TO DO => Give back the lines below verbatim, omitting all pictures.

DATA FOR REVIEW =>
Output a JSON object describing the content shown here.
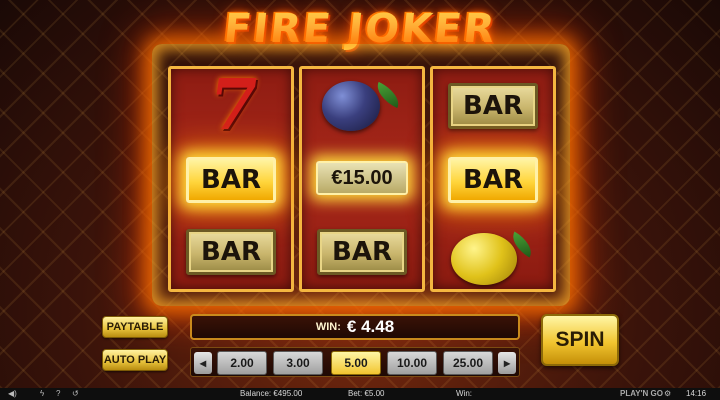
{
  "game": {
    "logo_text": "FIRE JOKER"
  },
  "reels": [
    {
      "symbols": [
        "seven",
        "BAR",
        "BAR"
      ]
    },
    {
      "symbols": [
        "plum",
        "€15.00",
        "BAR"
      ]
    },
    {
      "symbols": [
        "BAR",
        "BAR",
        "lemon"
      ]
    }
  ],
  "symbol_labels": {
    "bar": "BAR",
    "seven": "7",
    "win_amount": "€15.00"
  },
  "buttons": {
    "paytable": "PAYTABLE",
    "autoplay": "AUTO PLAY",
    "spin": "SPIN"
  },
  "win": {
    "label": "WIN:",
    "value": "€ 4.48"
  },
  "bets": {
    "options": [
      "2.00",
      "3.00",
      "5.00",
      "10.00",
      "25.00"
    ],
    "selected": "5.00",
    "left_arrow": "◂",
    "right_arrow": "▸"
  },
  "status_bar": {
    "balance": "Balance: €495.00",
    "bet": "Bet: €5.00",
    "win": "Win:",
    "brand": "PLAY'N GO",
    "time": "14:16",
    "icons": [
      "speaker-icon",
      "lightning-icon",
      "history-icon"
    ]
  },
  "colors": {
    "reel_bg": "#a9281a",
    "gold": "#f2c530",
    "flame": "#ff7a00"
  }
}
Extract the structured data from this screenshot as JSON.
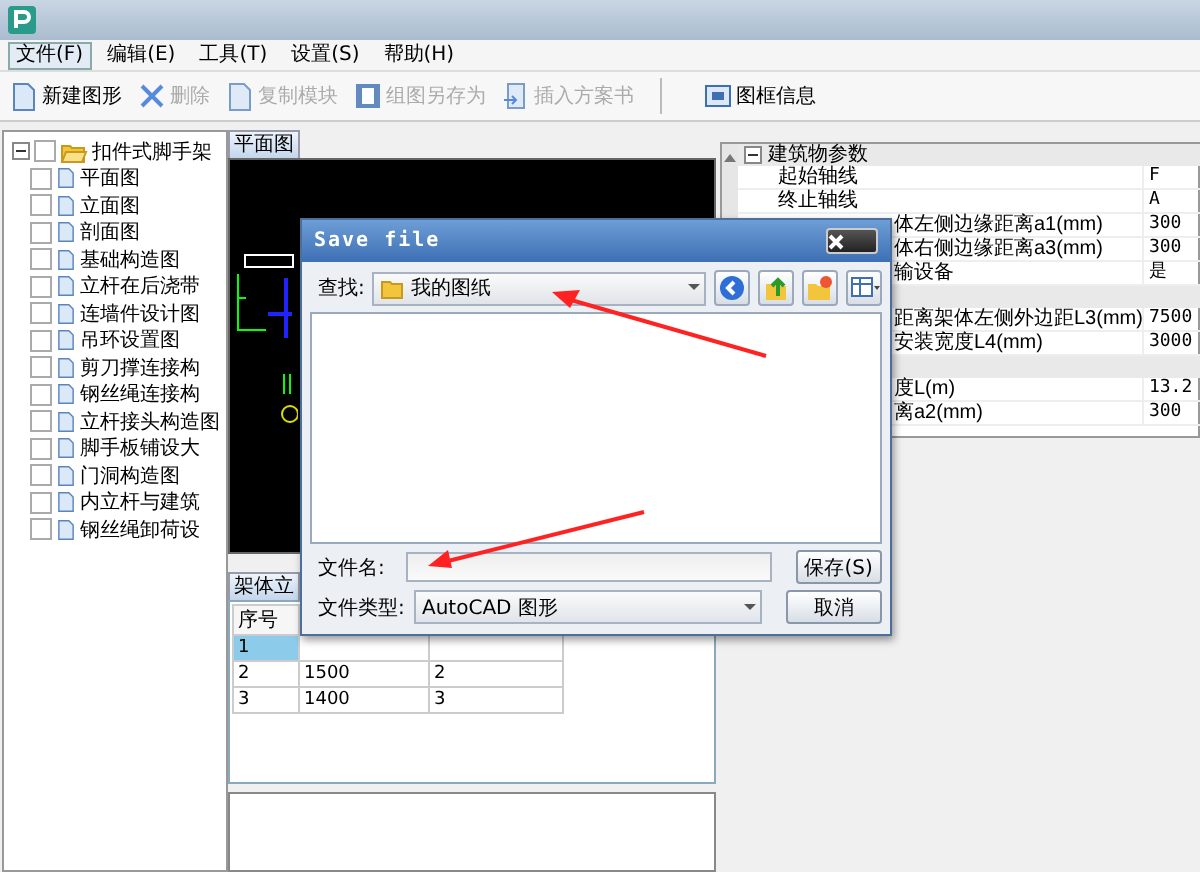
{
  "menu": [
    {
      "label": "文件(F)",
      "selected": true
    },
    {
      "label": "编辑(E)",
      "selected": false
    },
    {
      "label": "工具(T)",
      "selected": false
    },
    {
      "label": "设置(S)",
      "selected": false
    },
    {
      "label": "帮助(H)",
      "selected": false
    }
  ],
  "toolbar": [
    {
      "label": "新建图形",
      "disabled": false,
      "kind": "page"
    },
    {
      "label": "删除",
      "disabled": true,
      "kind": "cross"
    },
    {
      "label": "复制模块",
      "disabled": true,
      "kind": "page"
    },
    {
      "label": "组图另存为",
      "disabled": true,
      "kind": "save"
    },
    {
      "label": "插入方案书",
      "disabled": true,
      "kind": "insert"
    },
    {
      "label": "图框信息",
      "disabled": false,
      "kind": "frame"
    }
  ],
  "tree": {
    "label": "扣件式脚手架",
    "checked": false,
    "expanded": true,
    "children": [
      {
        "label": "平面图",
        "checked": false
      },
      {
        "label": "立面图",
        "checked": false
      },
      {
        "label": "剖面图",
        "checked": false
      },
      {
        "label": "基础构造图",
        "checked": false
      },
      {
        "label": "立杆在后浇带",
        "checked": false
      },
      {
        "label": "连墙件设计图",
        "checked": false
      },
      {
        "label": "吊环设置图",
        "checked": false
      },
      {
        "label": "剪刀撑连接构",
        "checked": false
      },
      {
        "label": "钢丝绳连接构",
        "checked": false
      },
      {
        "label": "立杆接头构造图",
        "checked": false
      },
      {
        "label": "脚手板铺设大",
        "checked": false
      },
      {
        "label": "门洞构造图",
        "checked": false
      },
      {
        "label": "内立杆与建筑",
        "checked": false
      },
      {
        "label": "钢丝绳卸荷设",
        "checked": false
      }
    ]
  },
  "canvas_tab": {
    "label": "平面图",
    "selected": true
  },
  "bottom_tab": {
    "label": "架体立",
    "selected": true
  },
  "table": {
    "columns": [
      "序号"
    ],
    "rows": [
      {
        "cells": [
          "1"
        ],
        "selected": true
      },
      {
        "cells": [
          "2",
          "1500",
          "2"
        ],
        "selected": false
      },
      {
        "cells": [
          "3",
          "1400",
          "3"
        ],
        "selected": false
      }
    ]
  },
  "properties": {
    "groups": [
      {
        "title": "建筑物参数",
        "expanded": true,
        "rows": [
          {
            "name": "起始轴线",
            "value": "F",
            "kind": "full"
          },
          {
            "name": "终止轴线",
            "value": "A",
            "kind": "full"
          },
          {
            "name": "体左侧边缘距离a1(mm)",
            "value": "300",
            "kind": "covered"
          },
          {
            "name": "体右侧边缘距离a3(mm)",
            "value": "300",
            "kind": "covered"
          },
          {
            "name": "输设备",
            "value": "是",
            "kind": "covered"
          }
        ]
      },
      {
        "rows": [
          {
            "name": "距离架体左侧外边距L3(mm)",
            "value": "7500",
            "kind": "covered"
          },
          {
            "name": "安装宽度L4(mm)",
            "value": "3000",
            "kind": "covered"
          }
        ]
      },
      {
        "rows": [
          {
            "name": "度L(m)",
            "value": "13.2",
            "kind": "covered"
          },
          {
            "name": "离a2(mm)",
            "value": "300",
            "kind": "covered"
          }
        ]
      }
    ]
  },
  "dialog": {
    "title": "Save file",
    "look_in_label": "查找:",
    "look_in": "我的图纸",
    "filename_label": "文件名:",
    "filetype_label": "文件类型:",
    "filetype": "AutoCAD 图形",
    "buttons": [
      "保存(S)",
      "取消"
    ]
  }
}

THE COMPLETED TASK =>
Output a JSON object describing the content shown here.
{
  "game": {
    "logo_text": "FIRE JOKER"
  },
  "reels": [
    {
      "symbols": [
        "seven",
        "BAR",
        "BAR"
      ]
    },
    {
      "symbols": [
        "plum",
        "€15.00",
        "BAR"
      ]
    },
    {
      "symbols": [
        "BAR",
        "BAR",
        "lemon"
      ]
    }
  ],
  "symbol_labels": {
    "bar": "BAR",
    "seven": "7",
    "win_amount": "€15.00"
  },
  "buttons": {
    "paytable": "PAYTABLE",
    "autoplay": "AUTO PLAY",
    "spin": "SPIN"
  },
  "win": {
    "label": "WIN:",
    "value": "€ 4.48"
  },
  "bets": {
    "options": [
      "2.00",
      "3.00",
      "5.00",
      "10.00",
      "25.00"
    ],
    "selected": "5.00",
    "left_arrow": "◂",
    "right_arrow": "▸"
  },
  "status_bar": {
    "balance": "Balance: €495.00",
    "bet": "Bet: €5.00",
    "win": "Win:",
    "brand": "PLAY'N GO",
    "time": "14:16",
    "icons": [
      "speaker-icon",
      "lightning-icon",
      "history-icon"
    ]
  },
  "colors": {
    "reel_bg": "#a9281a",
    "gold": "#f2c530",
    "flame": "#ff7a00"
  }
}
Extract the structured data from this screenshot as JSON.
{
  "menu": [
    {
      "label": "文件(F)",
      "selected": true
    },
    {
      "label": "编辑(E)",
      "selected": false
    },
    {
      "label": "工具(T)",
      "selected": false
    },
    {
      "label": "设置(S)",
      "selected": false
    },
    {
      "label": "帮助(H)",
      "selected": false
    }
  ],
  "toolbar": [
    {
      "label": "新建图形",
      "disabled": false,
      "kind": "page"
    },
    {
      "label": "删除",
      "disabled": true,
      "kind": "cross"
    },
    {
      "label": "复制模块",
      "disabled": true,
      "kind": "page"
    },
    {
      "label": "组图另存为",
      "disabled": true,
      "kind": "save"
    },
    {
      "label": "插入方案书",
      "disabled": true,
      "kind": "insert"
    },
    {
      "label": "图框信息",
      "disabled": false,
      "kind": "frame"
    }
  ],
  "tree": {
    "label": "扣件式脚手架",
    "checked": false,
    "expanded": true,
    "children": [
      {
        "label": "平面图",
        "checked": false
      },
      {
        "label": "立面图",
        "checked": false
      },
      {
        "label": "剖面图",
        "checked": false
      },
      {
        "label": "基础构造图",
        "checked": false
      },
      {
        "label": "立杆在后浇带",
        "checked": false
      },
      {
        "label": "连墙件设计图",
        "checked": false
      },
      {
        "label": "吊环设置图",
        "checked": false
      },
      {
        "label": "剪刀撑连接构",
        "checked": false
      },
      {
        "label": "钢丝绳连接构",
        "checked": false
      },
      {
        "label": "立杆接头构造图",
        "checked": false
      },
      {
        "label": "脚手板铺设大",
        "checked": false
      },
      {
        "label": "门洞构造图",
        "checked": false
      },
      {
        "label": "内立杆与建筑",
        "checked": false
      },
      {
        "label": "钢丝绳卸荷设",
        "checked": false
      }
    ]
  },
  "canvas_tab": {
    "label": "平面图",
    "selected": true
  },
  "bottom_tab": {
    "label": "架体立",
    "selected": true
  },
  "table": {
    "columns": [
      "序号"
    ],
    "rows": [
      {
        "cells": [
          "1"
        ],
        "selected": true
      },
      {
        "cells": [
          "2",
          "1500",
          "2"
        ],
        "selected": false
      },
      {
        "cells": [
          "3",
          "1400",
          "3"
        ],
        "selected": false
      }
    ]
  },
  "properties": {
    "groups": [
      {
        "title": "建筑物参数",
        "expanded": true,
        "rows": [
          {
            "name": "起始轴线",
            "value": "F",
            "kind": "full"
          },
          {
            "name": "终止轴线",
            "value": "A",
            "kind": "full"
          },
          {
            "name": "体左侧边缘距离a1(mm)",
            "value": "300",
            "kind": "covered"
          },
          {
            "name": "体右侧边缘距离a3(mm)",
            "value": "300",
            "kind": "covered"
          },
          {
            "name": "输设备",
            "value": "是",
            "kind": "covered"
          }
        ]
      },
      {
        "rows": [
          {
            "name": "距离架体左侧外边距L3(mm)",
            "value": "7500",
            "kind": "covered"
          },
          {
            "name": "安装宽度L4(mm)",
            "value": "3000",
            "kind": "covered"
          }
        ]
      },
      {
        "rows": [
          {
            "name": "度L(m)",
            "value": "13.2",
            "kind": "covered"
          },
          {
            "name": "离a2(mm)",
            "value": "300",
            "kind": "covered"
          }
        ]
      }
    ]
  },
  "dialog": {
    "title": "Save file",
    "look_in_label": "查找:",
    "look_in": "我的图纸",
    "filename_label": "文件名:",
    "filetype_label": "文件类型:",
    "filetype": "AutoCAD 图形",
    "buttons": [
      "保存(S)",
      "取消"
    ]
  }
}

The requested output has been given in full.